April 17, 2018
Some people refer to incredible timing as a coincidence, but I find God-incidence much more plausible and easier to believe! God is with us. God cares about our lives. And God knew when my son would be ready to unpack a dozen heavy boxes of books kept in storage for over seven years.
Most of those books came from his religious studies at Stetson, Vanderbilt, and Marquette, providing a range of perspectives in theology I wanted to know more about but feared were over my head! And then “suddenly” I received an email from Crossway, announcing the availability of an advance reader copy of Biblical and Theological Studies: A Student’s Guide to review.
Not only did the title appeal to me, the purpose stated at the topic of the cover challenged me: “Reclaiming The Christian Intellectual Tradition.” What a great idea!
We’re not dumb! But when it comes to theological premises, we (at least, I) might be ignorant. So, before tackling two or three huge boxes of texts on the topic, I dove into this study guide by Michael J. Wilkins and Erik Thoennes, who apparently knew I needed something accessible, conversational, concise and to the point (without tangents), making what could be difficult concepts understandable to me and, undoubtedly, to you.
In the Introduction, for example, we read:
“God has spoken. This whole book is about those three simple words. That God has personally, truthfully, and sufficiently revealed himself in the Bible is the assumption of our understanding of the study of the Bible….”
“Biblical studies is an academic discipline that seeks to understand the Bible as God intended when he inspired its human authors. The study of theology is the effort to summarize the overall teaching of the Bible so it can be meaningfully applied to our lives.”
This practical application begins with our need to focus on what God emphasizes, rather than what we think or expect. As the authors point out:
“Your basic beliefs, assumptions, and attitudes will determine how you approach your quest for truth. How you define God, humans, and the purpose of life will shape your experience in learning and also determine your methods of learning.”
With “theo” referring to God and “ology” to the study of, our theology will be based on who we believe God is and how we read God’s Word to us in scripture.

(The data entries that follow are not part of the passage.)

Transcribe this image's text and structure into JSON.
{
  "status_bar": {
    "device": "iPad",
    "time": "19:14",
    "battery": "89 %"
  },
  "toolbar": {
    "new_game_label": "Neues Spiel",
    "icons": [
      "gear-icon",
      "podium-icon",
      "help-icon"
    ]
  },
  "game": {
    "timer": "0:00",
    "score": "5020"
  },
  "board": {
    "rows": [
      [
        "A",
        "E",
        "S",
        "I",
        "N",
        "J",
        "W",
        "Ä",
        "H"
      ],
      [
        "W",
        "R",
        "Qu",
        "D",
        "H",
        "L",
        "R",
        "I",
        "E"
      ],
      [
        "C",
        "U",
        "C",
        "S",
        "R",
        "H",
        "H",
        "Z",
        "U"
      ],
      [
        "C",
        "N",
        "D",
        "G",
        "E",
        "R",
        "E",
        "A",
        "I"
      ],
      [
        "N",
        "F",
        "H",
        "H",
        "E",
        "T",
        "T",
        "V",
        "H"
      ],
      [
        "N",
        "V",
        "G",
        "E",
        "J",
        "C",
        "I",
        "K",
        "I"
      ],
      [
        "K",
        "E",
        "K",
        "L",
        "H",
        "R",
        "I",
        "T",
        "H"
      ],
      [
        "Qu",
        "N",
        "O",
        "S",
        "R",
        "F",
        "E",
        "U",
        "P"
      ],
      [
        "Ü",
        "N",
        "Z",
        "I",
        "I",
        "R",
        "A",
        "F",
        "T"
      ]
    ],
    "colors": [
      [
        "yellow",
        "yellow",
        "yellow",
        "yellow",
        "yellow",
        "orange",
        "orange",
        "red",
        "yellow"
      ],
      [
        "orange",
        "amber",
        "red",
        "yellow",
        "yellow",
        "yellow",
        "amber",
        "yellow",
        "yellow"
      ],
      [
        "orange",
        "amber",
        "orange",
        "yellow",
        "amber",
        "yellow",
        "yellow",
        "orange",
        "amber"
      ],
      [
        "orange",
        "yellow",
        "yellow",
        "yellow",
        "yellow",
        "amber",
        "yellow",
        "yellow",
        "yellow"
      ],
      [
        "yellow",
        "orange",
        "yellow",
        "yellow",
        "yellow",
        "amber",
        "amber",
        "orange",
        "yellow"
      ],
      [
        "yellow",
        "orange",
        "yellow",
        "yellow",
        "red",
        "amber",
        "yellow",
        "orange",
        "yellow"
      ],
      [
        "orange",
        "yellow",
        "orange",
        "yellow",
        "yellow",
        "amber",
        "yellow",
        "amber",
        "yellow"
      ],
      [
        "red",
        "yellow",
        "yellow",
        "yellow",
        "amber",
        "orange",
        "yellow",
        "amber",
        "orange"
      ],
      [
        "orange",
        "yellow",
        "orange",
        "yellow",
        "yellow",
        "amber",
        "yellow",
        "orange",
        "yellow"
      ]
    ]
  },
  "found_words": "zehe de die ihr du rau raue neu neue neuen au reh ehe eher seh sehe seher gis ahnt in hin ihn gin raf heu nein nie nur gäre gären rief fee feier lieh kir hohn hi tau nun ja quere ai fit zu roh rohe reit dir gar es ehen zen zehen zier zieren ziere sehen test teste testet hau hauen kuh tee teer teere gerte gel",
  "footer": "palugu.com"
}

Hopefully, we’ll read the Bible with humility, prayer, awe, praise, worship, and prayerful dependence on the Holy Spirit to enlighten us and guide our understanding.
The back of the book contains a glossary, additional resources, and “Questions For Reflection” that will help us to focus on God as revealed in the Bible and, perhaps, even redirect our thinking, especially if our fears, prejudices, or opinions, which began in childhood, haven’t been updated into an adult view of the Christian faith and our Father in Heaven.
As the authors state: “Both the purity and unity of the church are at stake in this matter.”
Why? We ARE the church! Before we draw others to Christ or minister accurately, lovingly, and well in His name, we need to settle within ourself our beliefs from a prayerful, biblical point of view. This book will help us to do that as we reclaim Christian intellectual traditions for ourselves and the church Body of Christ – so in need of truths meant to heal, embrace, and unite us in Jesus' Name.
Mary Harwell Sayler, ©2018, poet-writer, reviewer
Biblical and Theological Studies: A Student’s Guide